  6. Y. Ouyang, H. Shi, R. Fu, and D. Wu, “Highly monodisperse microporous polymeric and carbonaceous nanospheres with multifunctional properties,” Scientific Reports, vol. 3, article 1430, 2013. View at Publisher · View at Google Scholar
  7. B. Zhang, X. Qin, G. R. Li, and X. P. Gao, “Enhancement of long stability of sulfur cathode by encapsulating sulfur into micropores of carbon spheres,” Energy & Environmental Science, vol. 3, no. 10, pp. 1531–1537, 2010. View at Publisher · View at Google Scholar · View at Scopus
  8. W.-K. Oh, H. Yoon, and J. Jang, “Size control of magnetic carbon nanoparticles for drug delivery,” Biomaterials, vol. 31, no. 6, pp. 1342–1348, 2010. View at Publisher · View at Google Scholar · View at Scopus
  9. M. Depardieu, R. Janot, C. Sanchez et al., “Carbonaceous multiscale-cellular foams as novel electrodes for stable, efficient lithium-sulfur batteries,” RSC Advances, vol. 4, no. 46, pp. 23971–23976, 2014. View at Publisher · View at Google Scholar · View at Scopus

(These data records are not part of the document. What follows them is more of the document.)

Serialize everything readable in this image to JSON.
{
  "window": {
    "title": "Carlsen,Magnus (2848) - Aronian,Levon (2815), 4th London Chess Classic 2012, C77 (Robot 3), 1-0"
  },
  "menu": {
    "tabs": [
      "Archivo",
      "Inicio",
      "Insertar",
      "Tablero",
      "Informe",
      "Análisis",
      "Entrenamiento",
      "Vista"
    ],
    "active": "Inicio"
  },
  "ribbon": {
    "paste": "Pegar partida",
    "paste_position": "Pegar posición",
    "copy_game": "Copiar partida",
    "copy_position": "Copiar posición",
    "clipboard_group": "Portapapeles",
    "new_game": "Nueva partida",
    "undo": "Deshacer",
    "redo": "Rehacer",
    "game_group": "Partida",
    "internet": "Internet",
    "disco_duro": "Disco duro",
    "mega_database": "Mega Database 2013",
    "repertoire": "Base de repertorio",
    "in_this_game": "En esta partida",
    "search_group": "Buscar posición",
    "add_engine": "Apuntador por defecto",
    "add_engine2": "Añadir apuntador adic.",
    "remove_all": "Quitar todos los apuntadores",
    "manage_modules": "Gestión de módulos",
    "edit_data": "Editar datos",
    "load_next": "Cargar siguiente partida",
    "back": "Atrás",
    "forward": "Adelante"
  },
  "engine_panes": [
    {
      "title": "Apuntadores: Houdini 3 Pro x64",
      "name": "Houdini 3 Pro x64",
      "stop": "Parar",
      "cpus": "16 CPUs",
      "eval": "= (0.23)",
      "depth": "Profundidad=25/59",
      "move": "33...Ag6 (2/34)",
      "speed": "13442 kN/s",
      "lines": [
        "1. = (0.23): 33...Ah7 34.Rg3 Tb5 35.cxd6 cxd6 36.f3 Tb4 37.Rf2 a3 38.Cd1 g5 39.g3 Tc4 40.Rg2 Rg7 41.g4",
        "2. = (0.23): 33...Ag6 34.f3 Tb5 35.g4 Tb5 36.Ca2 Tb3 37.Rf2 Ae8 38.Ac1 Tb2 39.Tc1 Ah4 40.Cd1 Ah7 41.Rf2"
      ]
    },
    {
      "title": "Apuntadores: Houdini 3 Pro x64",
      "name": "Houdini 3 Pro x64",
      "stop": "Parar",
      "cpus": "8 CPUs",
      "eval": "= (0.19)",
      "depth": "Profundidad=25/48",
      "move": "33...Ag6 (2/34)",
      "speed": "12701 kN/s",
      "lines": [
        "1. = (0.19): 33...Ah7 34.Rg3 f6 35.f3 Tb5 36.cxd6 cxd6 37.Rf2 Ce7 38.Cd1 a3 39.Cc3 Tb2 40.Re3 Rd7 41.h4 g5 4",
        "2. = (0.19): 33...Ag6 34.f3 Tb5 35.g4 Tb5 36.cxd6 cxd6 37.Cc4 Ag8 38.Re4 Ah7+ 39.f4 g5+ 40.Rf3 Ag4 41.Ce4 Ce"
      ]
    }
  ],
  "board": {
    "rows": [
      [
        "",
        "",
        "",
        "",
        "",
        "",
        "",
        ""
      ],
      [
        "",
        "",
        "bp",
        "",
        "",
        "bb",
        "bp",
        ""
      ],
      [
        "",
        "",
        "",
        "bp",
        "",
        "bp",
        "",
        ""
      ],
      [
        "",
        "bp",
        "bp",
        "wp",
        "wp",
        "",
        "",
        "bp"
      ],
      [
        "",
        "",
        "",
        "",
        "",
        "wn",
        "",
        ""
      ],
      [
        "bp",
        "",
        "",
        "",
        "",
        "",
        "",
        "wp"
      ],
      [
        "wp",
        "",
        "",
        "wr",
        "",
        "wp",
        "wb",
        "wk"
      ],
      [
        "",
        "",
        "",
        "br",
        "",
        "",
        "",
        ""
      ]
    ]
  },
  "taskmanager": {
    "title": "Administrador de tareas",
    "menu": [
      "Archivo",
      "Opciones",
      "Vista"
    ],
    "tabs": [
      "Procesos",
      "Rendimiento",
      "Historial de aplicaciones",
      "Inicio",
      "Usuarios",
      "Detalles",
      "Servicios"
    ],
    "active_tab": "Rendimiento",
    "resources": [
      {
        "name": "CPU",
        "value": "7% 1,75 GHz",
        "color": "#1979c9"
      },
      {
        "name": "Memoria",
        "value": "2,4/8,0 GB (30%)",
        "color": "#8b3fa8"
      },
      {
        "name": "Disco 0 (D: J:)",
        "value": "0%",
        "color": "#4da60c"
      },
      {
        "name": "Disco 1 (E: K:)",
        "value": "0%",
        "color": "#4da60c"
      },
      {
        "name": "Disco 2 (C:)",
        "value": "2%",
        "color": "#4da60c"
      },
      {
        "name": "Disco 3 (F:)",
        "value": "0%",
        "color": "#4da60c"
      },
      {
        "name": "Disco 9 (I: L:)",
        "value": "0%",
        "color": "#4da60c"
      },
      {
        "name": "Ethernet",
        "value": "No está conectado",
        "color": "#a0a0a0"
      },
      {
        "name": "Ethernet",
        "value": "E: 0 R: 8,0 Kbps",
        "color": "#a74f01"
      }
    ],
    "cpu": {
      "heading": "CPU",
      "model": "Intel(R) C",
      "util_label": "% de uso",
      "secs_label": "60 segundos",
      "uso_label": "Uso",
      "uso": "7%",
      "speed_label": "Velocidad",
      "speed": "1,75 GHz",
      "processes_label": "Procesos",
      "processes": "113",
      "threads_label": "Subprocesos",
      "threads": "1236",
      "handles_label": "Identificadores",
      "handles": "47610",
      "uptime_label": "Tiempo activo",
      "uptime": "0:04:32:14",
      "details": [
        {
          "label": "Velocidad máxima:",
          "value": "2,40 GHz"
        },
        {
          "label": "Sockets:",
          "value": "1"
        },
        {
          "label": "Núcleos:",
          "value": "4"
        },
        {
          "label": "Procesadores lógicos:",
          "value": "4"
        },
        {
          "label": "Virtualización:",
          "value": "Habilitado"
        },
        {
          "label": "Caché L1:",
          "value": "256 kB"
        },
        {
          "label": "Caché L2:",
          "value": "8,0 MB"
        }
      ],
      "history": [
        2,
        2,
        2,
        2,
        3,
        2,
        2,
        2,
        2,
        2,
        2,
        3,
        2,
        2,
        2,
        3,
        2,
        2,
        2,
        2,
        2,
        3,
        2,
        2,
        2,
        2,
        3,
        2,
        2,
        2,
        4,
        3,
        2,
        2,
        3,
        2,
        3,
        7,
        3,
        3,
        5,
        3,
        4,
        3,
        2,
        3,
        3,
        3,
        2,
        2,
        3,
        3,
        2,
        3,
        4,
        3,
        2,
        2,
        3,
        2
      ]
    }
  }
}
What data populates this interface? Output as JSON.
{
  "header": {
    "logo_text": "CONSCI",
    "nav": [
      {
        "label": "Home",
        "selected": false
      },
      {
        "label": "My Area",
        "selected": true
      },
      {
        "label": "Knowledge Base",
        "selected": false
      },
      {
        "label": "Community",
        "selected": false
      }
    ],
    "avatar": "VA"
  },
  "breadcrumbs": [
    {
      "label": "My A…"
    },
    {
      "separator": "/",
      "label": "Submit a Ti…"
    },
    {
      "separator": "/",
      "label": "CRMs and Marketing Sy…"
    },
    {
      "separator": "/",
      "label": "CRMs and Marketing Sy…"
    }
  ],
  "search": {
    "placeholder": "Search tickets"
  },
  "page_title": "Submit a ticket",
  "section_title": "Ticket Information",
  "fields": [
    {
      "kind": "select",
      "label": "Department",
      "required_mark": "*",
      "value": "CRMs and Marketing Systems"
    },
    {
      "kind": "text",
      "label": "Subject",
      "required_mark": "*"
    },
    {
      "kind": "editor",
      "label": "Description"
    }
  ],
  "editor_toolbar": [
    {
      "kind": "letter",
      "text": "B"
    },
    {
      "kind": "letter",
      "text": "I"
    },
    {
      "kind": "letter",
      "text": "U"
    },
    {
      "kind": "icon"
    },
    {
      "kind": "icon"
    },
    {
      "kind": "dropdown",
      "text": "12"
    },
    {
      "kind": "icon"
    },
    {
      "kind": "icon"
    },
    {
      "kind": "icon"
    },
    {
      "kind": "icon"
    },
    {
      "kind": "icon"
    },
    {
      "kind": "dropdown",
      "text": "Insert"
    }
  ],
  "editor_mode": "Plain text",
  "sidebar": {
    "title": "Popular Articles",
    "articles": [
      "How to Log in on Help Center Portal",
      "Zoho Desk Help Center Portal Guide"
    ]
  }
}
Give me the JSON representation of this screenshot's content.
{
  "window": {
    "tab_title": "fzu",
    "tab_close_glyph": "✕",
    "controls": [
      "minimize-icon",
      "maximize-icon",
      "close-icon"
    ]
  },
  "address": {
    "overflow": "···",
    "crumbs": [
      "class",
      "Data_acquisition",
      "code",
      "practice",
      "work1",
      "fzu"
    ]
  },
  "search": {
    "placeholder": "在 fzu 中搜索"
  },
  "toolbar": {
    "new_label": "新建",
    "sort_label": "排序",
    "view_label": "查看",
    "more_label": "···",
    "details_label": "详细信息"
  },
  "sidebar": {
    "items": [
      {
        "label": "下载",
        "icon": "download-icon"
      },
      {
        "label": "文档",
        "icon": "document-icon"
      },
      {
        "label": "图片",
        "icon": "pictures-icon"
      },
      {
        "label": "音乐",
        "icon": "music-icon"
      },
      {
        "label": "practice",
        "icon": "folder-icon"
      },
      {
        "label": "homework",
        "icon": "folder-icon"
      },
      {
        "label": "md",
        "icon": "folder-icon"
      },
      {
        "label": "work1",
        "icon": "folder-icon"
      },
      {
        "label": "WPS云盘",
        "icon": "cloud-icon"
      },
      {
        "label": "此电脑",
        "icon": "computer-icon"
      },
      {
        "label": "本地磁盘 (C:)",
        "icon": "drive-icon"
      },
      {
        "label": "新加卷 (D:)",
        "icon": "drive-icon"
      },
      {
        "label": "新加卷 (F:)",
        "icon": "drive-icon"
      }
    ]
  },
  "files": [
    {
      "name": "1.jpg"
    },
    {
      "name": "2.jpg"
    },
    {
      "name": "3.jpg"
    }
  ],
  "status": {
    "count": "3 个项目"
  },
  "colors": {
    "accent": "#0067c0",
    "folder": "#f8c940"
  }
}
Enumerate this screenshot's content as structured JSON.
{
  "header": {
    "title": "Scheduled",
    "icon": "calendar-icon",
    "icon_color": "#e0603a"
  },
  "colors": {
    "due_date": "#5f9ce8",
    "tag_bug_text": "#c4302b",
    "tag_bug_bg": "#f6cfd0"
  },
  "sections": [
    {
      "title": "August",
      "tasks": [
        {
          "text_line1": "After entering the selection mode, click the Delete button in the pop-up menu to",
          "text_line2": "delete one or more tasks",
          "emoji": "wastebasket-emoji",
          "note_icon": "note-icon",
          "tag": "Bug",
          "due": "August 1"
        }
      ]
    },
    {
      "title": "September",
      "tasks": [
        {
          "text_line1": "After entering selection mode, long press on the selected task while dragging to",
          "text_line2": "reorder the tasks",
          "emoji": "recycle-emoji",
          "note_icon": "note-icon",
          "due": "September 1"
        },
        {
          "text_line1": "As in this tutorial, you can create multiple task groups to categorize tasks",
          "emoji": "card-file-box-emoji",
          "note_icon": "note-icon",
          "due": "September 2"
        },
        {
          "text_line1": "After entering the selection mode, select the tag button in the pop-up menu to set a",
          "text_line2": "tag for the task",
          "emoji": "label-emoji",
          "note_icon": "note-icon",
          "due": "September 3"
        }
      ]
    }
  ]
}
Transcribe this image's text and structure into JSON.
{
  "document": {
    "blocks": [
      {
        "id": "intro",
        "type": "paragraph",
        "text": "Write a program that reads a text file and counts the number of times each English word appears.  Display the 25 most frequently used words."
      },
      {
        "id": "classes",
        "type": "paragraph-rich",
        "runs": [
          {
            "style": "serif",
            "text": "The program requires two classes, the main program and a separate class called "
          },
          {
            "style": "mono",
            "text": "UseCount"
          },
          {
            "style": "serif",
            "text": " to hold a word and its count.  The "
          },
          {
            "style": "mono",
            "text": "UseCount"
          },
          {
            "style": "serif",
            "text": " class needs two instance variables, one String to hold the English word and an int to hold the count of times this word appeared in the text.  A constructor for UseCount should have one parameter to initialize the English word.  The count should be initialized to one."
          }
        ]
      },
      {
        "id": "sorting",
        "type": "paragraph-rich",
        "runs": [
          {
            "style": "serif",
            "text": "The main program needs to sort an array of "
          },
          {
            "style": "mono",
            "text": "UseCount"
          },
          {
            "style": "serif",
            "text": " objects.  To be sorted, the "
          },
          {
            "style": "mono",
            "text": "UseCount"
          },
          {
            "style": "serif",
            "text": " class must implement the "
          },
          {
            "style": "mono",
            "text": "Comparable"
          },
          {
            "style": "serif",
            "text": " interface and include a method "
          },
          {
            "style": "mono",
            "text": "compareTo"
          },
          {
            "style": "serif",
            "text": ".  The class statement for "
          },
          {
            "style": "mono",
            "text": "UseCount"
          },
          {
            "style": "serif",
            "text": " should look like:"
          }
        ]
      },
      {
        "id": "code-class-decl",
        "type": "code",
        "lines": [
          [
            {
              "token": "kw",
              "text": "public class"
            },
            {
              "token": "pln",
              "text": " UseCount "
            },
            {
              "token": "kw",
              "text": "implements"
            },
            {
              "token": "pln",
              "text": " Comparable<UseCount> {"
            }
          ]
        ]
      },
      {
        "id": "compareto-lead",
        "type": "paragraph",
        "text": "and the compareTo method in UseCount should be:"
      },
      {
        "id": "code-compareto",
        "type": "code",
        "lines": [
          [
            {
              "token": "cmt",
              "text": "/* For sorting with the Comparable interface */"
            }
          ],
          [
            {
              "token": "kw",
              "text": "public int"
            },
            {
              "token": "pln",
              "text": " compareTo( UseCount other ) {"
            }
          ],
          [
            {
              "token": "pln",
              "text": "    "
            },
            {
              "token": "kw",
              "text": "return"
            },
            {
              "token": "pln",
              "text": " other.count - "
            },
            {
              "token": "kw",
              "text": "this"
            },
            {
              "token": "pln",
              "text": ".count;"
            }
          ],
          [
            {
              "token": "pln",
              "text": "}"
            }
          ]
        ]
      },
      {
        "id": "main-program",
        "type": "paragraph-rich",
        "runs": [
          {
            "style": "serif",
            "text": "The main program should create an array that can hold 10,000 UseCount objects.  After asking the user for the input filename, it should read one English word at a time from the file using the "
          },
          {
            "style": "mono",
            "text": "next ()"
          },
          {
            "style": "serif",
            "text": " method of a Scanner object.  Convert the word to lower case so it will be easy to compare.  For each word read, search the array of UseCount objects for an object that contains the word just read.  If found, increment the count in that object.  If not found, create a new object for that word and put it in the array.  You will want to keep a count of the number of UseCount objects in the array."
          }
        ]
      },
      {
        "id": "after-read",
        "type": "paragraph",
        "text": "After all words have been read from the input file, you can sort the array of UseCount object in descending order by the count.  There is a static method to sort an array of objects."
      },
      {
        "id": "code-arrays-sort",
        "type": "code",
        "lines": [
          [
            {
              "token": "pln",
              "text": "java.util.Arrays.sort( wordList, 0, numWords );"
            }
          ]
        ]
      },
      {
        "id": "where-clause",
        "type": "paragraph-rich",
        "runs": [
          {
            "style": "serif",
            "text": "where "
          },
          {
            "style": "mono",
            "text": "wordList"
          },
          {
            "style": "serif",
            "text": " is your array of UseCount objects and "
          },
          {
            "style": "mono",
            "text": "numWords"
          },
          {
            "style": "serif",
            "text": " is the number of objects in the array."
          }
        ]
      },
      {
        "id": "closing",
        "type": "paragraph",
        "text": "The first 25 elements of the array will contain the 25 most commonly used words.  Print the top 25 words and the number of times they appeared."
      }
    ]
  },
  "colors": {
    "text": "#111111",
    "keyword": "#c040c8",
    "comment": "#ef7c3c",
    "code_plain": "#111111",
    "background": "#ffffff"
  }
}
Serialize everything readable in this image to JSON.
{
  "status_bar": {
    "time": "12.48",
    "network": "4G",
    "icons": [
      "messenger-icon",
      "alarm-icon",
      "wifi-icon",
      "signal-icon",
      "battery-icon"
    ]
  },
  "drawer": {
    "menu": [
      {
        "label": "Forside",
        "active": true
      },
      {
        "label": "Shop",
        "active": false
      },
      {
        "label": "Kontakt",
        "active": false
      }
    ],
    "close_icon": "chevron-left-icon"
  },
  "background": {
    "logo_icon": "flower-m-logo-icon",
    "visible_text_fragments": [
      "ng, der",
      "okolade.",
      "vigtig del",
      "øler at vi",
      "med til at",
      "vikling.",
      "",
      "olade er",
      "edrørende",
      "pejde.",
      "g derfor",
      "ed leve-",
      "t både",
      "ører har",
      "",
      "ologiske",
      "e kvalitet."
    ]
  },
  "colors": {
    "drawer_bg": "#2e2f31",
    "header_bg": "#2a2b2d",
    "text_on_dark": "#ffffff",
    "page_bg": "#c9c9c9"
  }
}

  10. R. Wang, W. Li, and S. Liu, “A porous carbon foam prepared from liquefied birch sawdust,” Journal of Materials Science, vol. 47, no. 4, pp. 1977–1984, 2012. View at Publisher · View at Google Scholar
  11. B. Campbell, R. Ionescu, Z. Favors, C. S. Ozkan, and M. Ozkan, “Bio-derived, binderless, hierarchically porous carbon anodes for Li-ion batteries,” Scientific Reports, vol. 5, Article ID 14575, 2015. View at Publisher · View at Google Scholar · View at Scopus
  12. C. Zhang, Z. Peng, J. Lin et al., “Splitting of a vertical multiwalled carbon nanotube carpet to a graphene nanoribbon carpet and its use in supercapacitors,” ACS Nano, vol. 7, no. 6, pp. 5151–5159, 2013. View at Publisher · View at Google Scholar · View at Scopus
  13. J. Vetter, “Chemical composition of fresh and conserved Agaricus bisporus mushroom,” European Food Research and Technology, vol. 217, no. 1, pp. 10–12, 2003. View at Publisher · View at Google Scholar
  14. P. Mattila, K. Könkö, M. Eurola et al., “Contents of vitamins, mineral elements, and some phenolic compounds in cultivated mushrooms,” Journal of Agricultural and Food Chemistry, vol. 49, no. 5, pp. 2343–2348, 2001. View at Publisher · View at Google Scholar · View at Scopus
  15. A. Braaksma, P. van der Meer, and D. J. Schaap, “Polyphosphate accumulation in the senescing mushroom Agaricus bisporus,” Postharvest Biology and Technology, vol. 8, no. 2, pp. 121–127, 1996. View at Publisher · View at Google Scholar · View at Scopus
  16. P. F. S. Byrne and P. J. Brennan, “The lipids of Agaricus bisporus,” Microbiology, vol. 89, no. 2, pp. 245–255, 1975. View at Publisher · View at Google Scholar · View at Scopus
  17. J. Vetter, “Chitin content of cultivated mushrooms Agaricus bisporus, Pleurotus ostreatus and Lentinula edodes,” Food Chemistry, vol. 102, no. 1, pp. 6–9, 2007. View at Publisher · View at Google Scholar · View at Scopus
  18. K.-S. Lin, Y.-J. Mai, S.-R. Li, C.-W. Shu, and C.-H. Wang, “Characterization and hydrogen storage of surface-modified multiwalled carbon nanotubes for fuel cell application,” Journal of Nanomaterials, vol. 2012, Article ID 939683, 12 pages, 2012. View at Publisher · View at Google Scholar · View at Scopus
  19. S. Kiel, O. Grinberg, N. Perkas, J. Charmet, H. Kepner, and A. Gedanken, “Forming nanoparticles of water-soluble ionic molecules and embedding them into polymer and glass substrates,” Beilstein Journal of Nanotechnology, vol. 3, no. 1, pp. 267–276, 2012. View at Publisher · View at Google Scholar · View at Scopus
  20. X. Yang, C. Li, W. Wang, B. Yang, S. Zhang, and Y. Qian, “A chemical route from PTFE to amorphous carbon nanospheres in supercritical water,” Chemical Communications, no. 3, pp. 342–343, 2004. View at Publisher · View at Google Scholar · View at Scopus